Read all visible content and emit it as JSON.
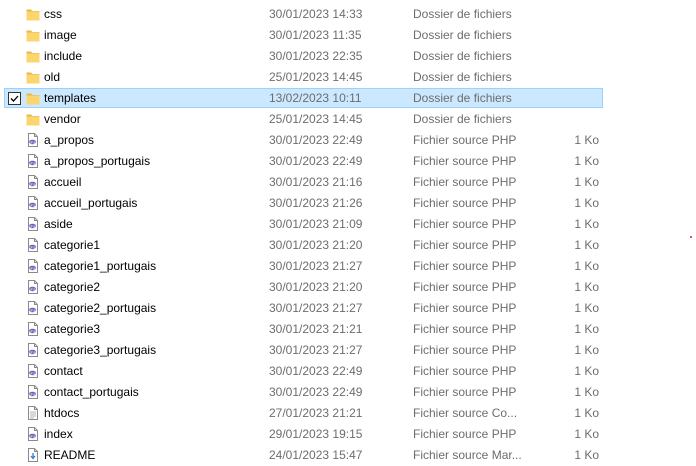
{
  "files": [
    {
      "name": "css",
      "date": "30/01/2023 14:33",
      "type": "Dossier de fichiers",
      "size": "",
      "icon": "folder-icon"
    },
    {
      "name": "image",
      "date": "30/01/2023 11:35",
      "type": "Dossier de fichiers",
      "size": "",
      "icon": "folder-icon"
    },
    {
      "name": "include",
      "date": "30/01/2023 22:35",
      "type": "Dossier de fichiers",
      "size": "",
      "icon": "folder-icon"
    },
    {
      "name": "old",
      "date": "25/01/2023 14:45",
      "type": "Dossier de fichiers",
      "size": "",
      "icon": "folder-icon"
    },
    {
      "name": "templates",
      "date": "13/02/2023 10:11",
      "type": "Dossier de fichiers",
      "size": "",
      "icon": "folder-icon",
      "selected": true,
      "checked": true
    },
    {
      "name": "vendor",
      "date": "25/01/2023 14:45",
      "type": "Dossier de fichiers",
      "size": "",
      "icon": "folder-icon"
    },
    {
      "name": "a_propos",
      "date": "30/01/2023 22:49",
      "type": "Fichier source PHP",
      "size": "1 Ko",
      "icon": "php-file-icon"
    },
    {
      "name": "a_propos_portugais",
      "date": "30/01/2023 22:49",
      "type": "Fichier source PHP",
      "size": "1 Ko",
      "icon": "php-file-icon"
    },
    {
      "name": "accueil",
      "date": "30/01/2023 21:16",
      "type": "Fichier source PHP",
      "size": "1 Ko",
      "icon": "php-file-icon"
    },
    {
      "name": "accueil_portugais",
      "date": "30/01/2023 21:26",
      "type": "Fichier source PHP",
      "size": "1 Ko",
      "icon": "php-file-icon"
    },
    {
      "name": "aside",
      "date": "30/01/2023 21:09",
      "type": "Fichier source PHP",
      "size": "1 Ko",
      "icon": "php-file-icon"
    },
    {
      "name": "categorie1",
      "date": "30/01/2023 21:20",
      "type": "Fichier source PHP",
      "size": "1 Ko",
      "icon": "php-file-icon"
    },
    {
      "name": "categorie1_portugais",
      "date": "30/01/2023 21:27",
      "type": "Fichier source PHP",
      "size": "1 Ko",
      "icon": "php-file-icon"
    },
    {
      "name": "categorie2",
      "date": "30/01/2023 21:20",
      "type": "Fichier source PHP",
      "size": "1 Ko",
      "icon": "php-file-icon"
    },
    {
      "name": "categorie2_portugais",
      "date": "30/01/2023 21:27",
      "type": "Fichier source PHP",
      "size": "1 Ko",
      "icon": "php-file-icon"
    },
    {
      "name": "categorie3",
      "date": "30/01/2023 21:21",
      "type": "Fichier source PHP",
      "size": "1 Ko",
      "icon": "php-file-icon"
    },
    {
      "name": "categorie3_portugais",
      "date": "30/01/2023 21:27",
      "type": "Fichier source PHP",
      "size": "1 Ko",
      "icon": "php-file-icon"
    },
    {
      "name": "contact",
      "date": "30/01/2023 22:49",
      "type": "Fichier source PHP",
      "size": "1 Ko",
      "icon": "php-file-icon"
    },
    {
      "name": "contact_portugais",
      "date": "30/01/2023 22:49",
      "type": "Fichier source PHP",
      "size": "1 Ko",
      "icon": "php-file-icon"
    },
    {
      "name": "htdocs",
      "date": "27/01/2023 21:21",
      "type": "Fichier source Co...",
      "size": "1 Ko",
      "icon": "text-file-icon"
    },
    {
      "name": "index",
      "date": "29/01/2023 19:15",
      "type": "Fichier source PHP",
      "size": "1 Ko",
      "icon": "php-file-icon"
    },
    {
      "name": "README",
      "date": "24/01/2023 15:47",
      "type": "Fichier source Mar...",
      "size": "1 Ko",
      "icon": "markdown-file-icon"
    }
  ],
  "colors": {
    "selection_bg": "#cce8ff",
    "selection_border": "#99d1ff",
    "folder": "#f8d775",
    "php": "#8892bf"
  }
}
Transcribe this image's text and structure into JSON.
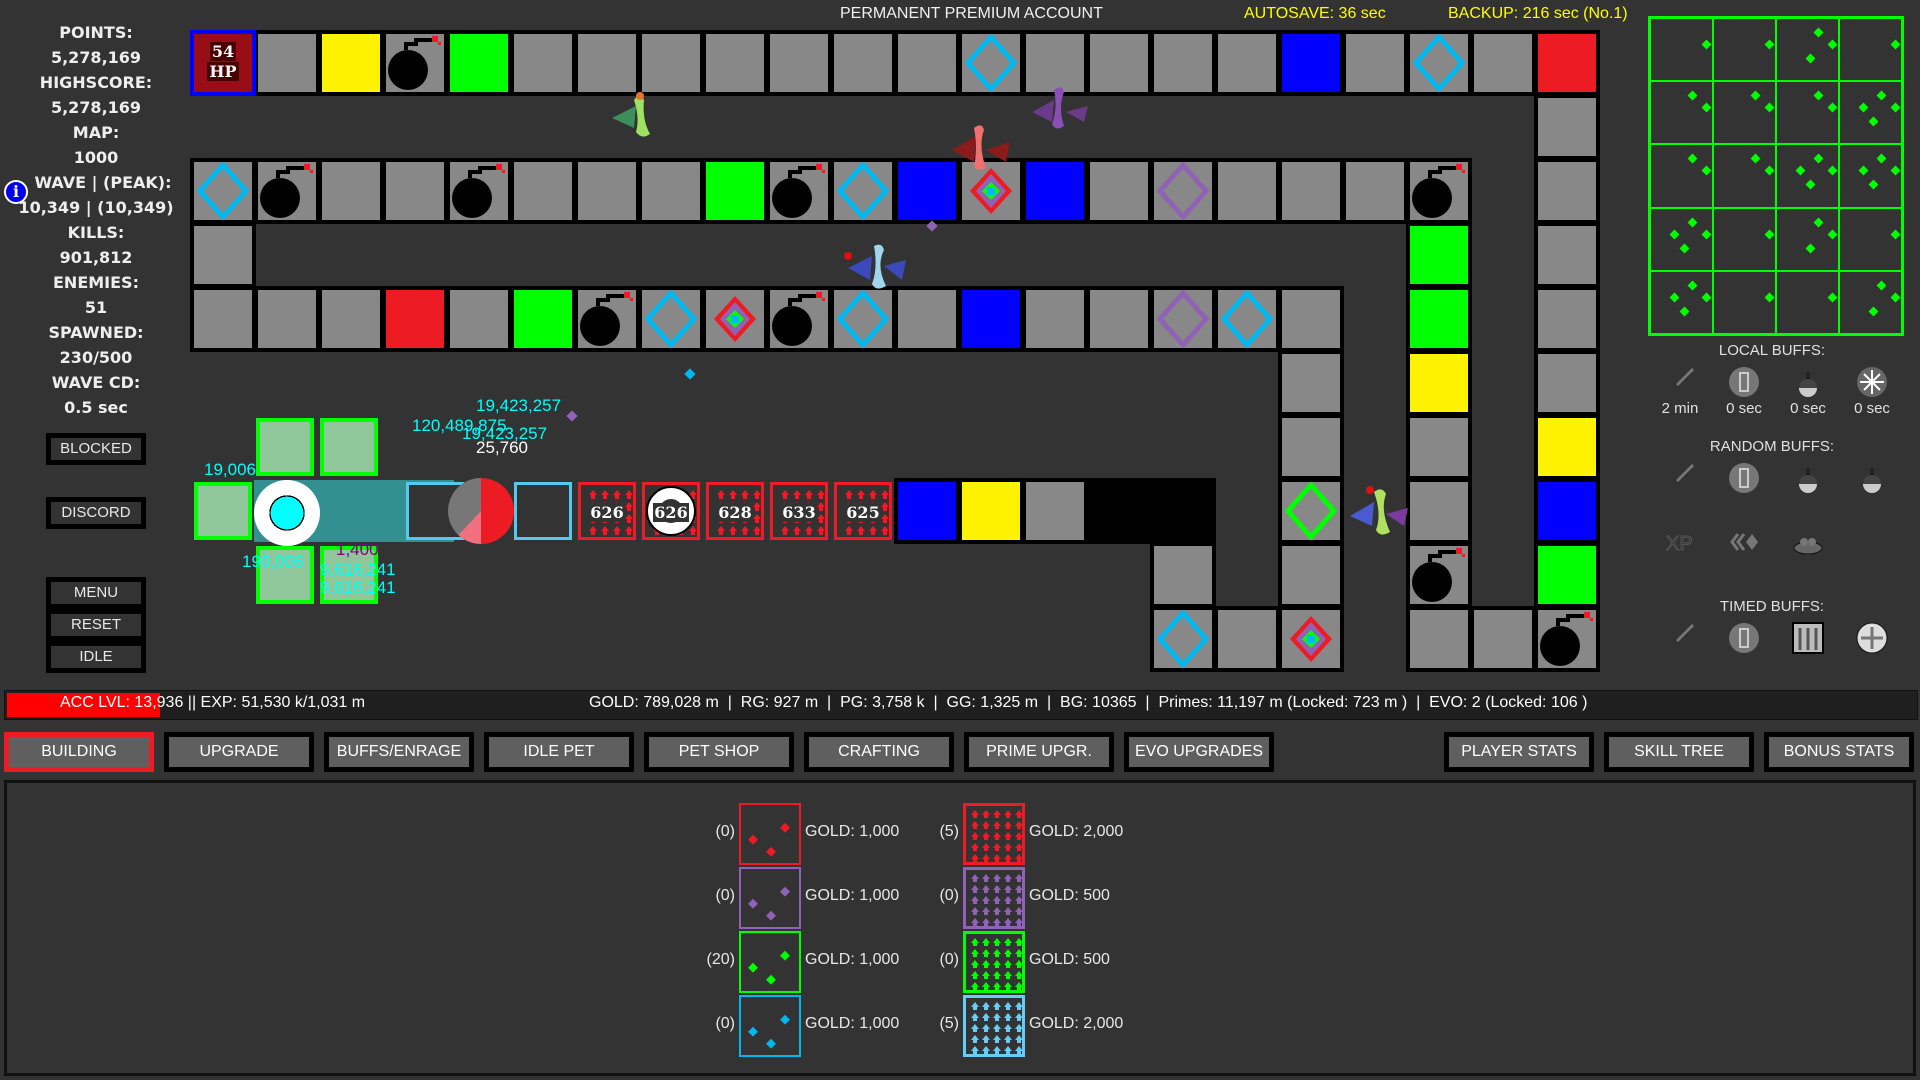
{
  "header": {
    "account": "PERMANENT PREMIUM ACCOUNT",
    "autosave": "AUTOSAVE: 36 sec",
    "backup": "BACKUP: 216 sec (No.1)",
    "autosave_color": "#ffff00"
  },
  "stats": {
    "points_label": "POINTS:",
    "points": "5,278,169",
    "highscore_label": "HIGHSCORE:",
    "highscore": "5,278,169",
    "map_label": "MAP:",
    "map": "1000",
    "wave_label": "WAVE | (PEAK):",
    "wave": "10,349 | (10,349)",
    "kills_label": "KILLS:",
    "kills": "901,812",
    "enemies_label": "ENEMIES:",
    "enemies": "51",
    "spawned_label": "SPAWNED:",
    "spawned": "230/500",
    "wavecd_label": "WAVE CD:",
    "wavecd": "0.5 sec",
    "info_glyph": "i"
  },
  "left_buttons": {
    "blocked": "BLOCKED",
    "discord": "DISCORD",
    "menu": "MENU",
    "reset": "RESET",
    "idle": "IDLE"
  },
  "base": {
    "hp": "54",
    "hp_label": "HP"
  },
  "map_tiles": {
    "row0": [
      "gray",
      "yellow",
      "bomb",
      "green",
      "gray",
      "gray",
      "gray",
      "gray",
      "gray",
      "gray",
      "gray",
      "diamond-cyan",
      "gray",
      "gray",
      "gray",
      "gray",
      "blue",
      "gray",
      "diamond-cyan",
      "gray",
      "red"
    ],
    "row2": [
      "diamond-cyan",
      "bomb",
      "gray",
      "gray",
      "bomb",
      "gray",
      "gray",
      "gray",
      "green",
      "bomb",
      "diamond-cyan",
      "blue",
      "diamond-multi",
      "blue",
      "gray",
      "diamond-purple",
      "gray",
      "gray",
      "gray",
      "bomb"
    ],
    "row4": [
      "gray",
      "gray",
      "gray",
      "red",
      "gray",
      "green",
      "bomb",
      "diamond-cyan",
      "diamond-multi",
      "bomb",
      "diamond-cyan",
      "gray",
      "blue",
      "gray",
      "gray",
      "diamond-purple",
      "diamond-cyan",
      "gray"
    ],
    "row7_right": [
      "gray",
      "gray",
      "blue",
      "yellow",
      "gray"
    ],
    "right_col19": [
      "green",
      "green",
      "yellow",
      "gray",
      "gray",
      "bomb",
      "gray"
    ],
    "right_col21": [
      "gray",
      "gray",
      "gray",
      "gray",
      "gray",
      "yellow",
      "blue",
      "green",
      "bomb"
    ],
    "col17": [
      "gray",
      "gray",
      "gray",
      "diamond-green",
      "gray",
      "diamond-multi"
    ],
    "col14_15": [
      "gray",
      "diamond-cyan",
      "gray"
    ],
    "col20": [
      "gray"
    ]
  },
  "towers": [
    {
      "value": "626",
      "style": "red-arrows"
    },
    {
      "value": "626",
      "style": "red-ring"
    },
    {
      "value": "628",
      "style": "red-arrows"
    },
    {
      "value": "633",
      "style": "red-triangles"
    },
    {
      "value": "625",
      "style": "red-arrows"
    }
  ],
  "floating_damage": {
    "top1": "19,423,257",
    "top2": "120,489,875",
    "top3": "19,423,257",
    "white": "25,760",
    "bottom1": "1,400",
    "bottom2": "9,616,241",
    "bottom3": "9,616,241",
    "left1": "19,006",
    "left2": "190,006"
  },
  "buffs": {
    "local_title": "LOCAL BUFFS:",
    "local": [
      {
        "icon": "sword-icon",
        "time": "2 min"
      },
      {
        "icon": "shield-icon",
        "time": "0 sec"
      },
      {
        "icon": "potion-icon",
        "time": "0 sec"
      },
      {
        "icon": "snowflake-icon",
        "time": "0 sec"
      }
    ],
    "random_title": "RANDOM BUFFS:",
    "random": [
      {
        "icon": "sword-icon"
      },
      {
        "icon": "shield-icon"
      },
      {
        "icon": "potion-icon"
      },
      {
        "icon": "potion-icon"
      },
      {
        "icon": "xp-icon",
        "glyph": "XP"
      },
      {
        "icon": "speed-icon",
        "glyph": "«◆"
      },
      {
        "icon": "gold-pile-icon"
      }
    ],
    "timed_title": "TIMED BUFFS:",
    "timed": [
      {
        "icon": "sword-icon"
      },
      {
        "icon": "shield-icon"
      },
      {
        "icon": "arrows-up-icon"
      },
      {
        "icon": "move-icon"
      }
    ]
  },
  "statusbar": {
    "acc_progress": 0.08,
    "acc_text": "ACC LVL: 13,936 || EXP: 51,530 k/1,031 m",
    "resources": "GOLD: 789,028 m  |  RG: 927 m  |  PG: 3,758 k  |  GG: 1,325 m  |  BG: 10365  |  Primes: 11,197 m (Locked: 723 m )  |  EVO: 2 (Locked: 106 )"
  },
  "tabs": [
    {
      "label": "BUILDING",
      "active": true
    },
    {
      "label": "UPGRADE"
    },
    {
      "label": "BUFFS/ENRAGE"
    },
    {
      "label": "IDLE PET"
    },
    {
      "label": "PET SHOP"
    },
    {
      "label": "CRAFTING"
    },
    {
      "label": "PRIME UPGR."
    },
    {
      "label": "EVO UPGRADES"
    },
    {
      "label": "PLAYER STATS"
    },
    {
      "label": "SKILL TREE"
    },
    {
      "label": "BONUS STATS"
    }
  ],
  "shop": {
    "left": [
      {
        "count": "(0)",
        "price": "GOLD: 1,000",
        "color": "#ed1c24"
      },
      {
        "count": "(0)",
        "price": "GOLD: 1,000",
        "color": "#8f62b5"
      },
      {
        "count": "(20)",
        "price": "GOLD: 1,000",
        "color": "#00ff00"
      },
      {
        "count": "(0)",
        "price": "GOLD: 1,000",
        "color": "#00b7ef"
      }
    ],
    "right": [
      {
        "count": "(5)",
        "price": "GOLD: 2,000",
        "color": "#ed1c24"
      },
      {
        "count": "(0)",
        "price": "GOLD: 500",
        "color": "#8f62b5"
      },
      {
        "count": "(0)",
        "price": "GOLD: 500",
        "color": "#00ff00"
      },
      {
        "count": "(5)",
        "price": "GOLD: 2,000",
        "color": "#66ccf5"
      }
    ]
  },
  "colors": {
    "background": "#333333",
    "tile_gray": "#888888",
    "path_border": "#000000",
    "accent_green": "#00ff00",
    "accent_red": "#ed1c24",
    "damage_text": "#00ffff"
  }
}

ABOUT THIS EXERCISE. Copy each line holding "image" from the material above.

YOUR RESPONSE.
      "name": "image",
Transcribe this image's text and structure into JSON.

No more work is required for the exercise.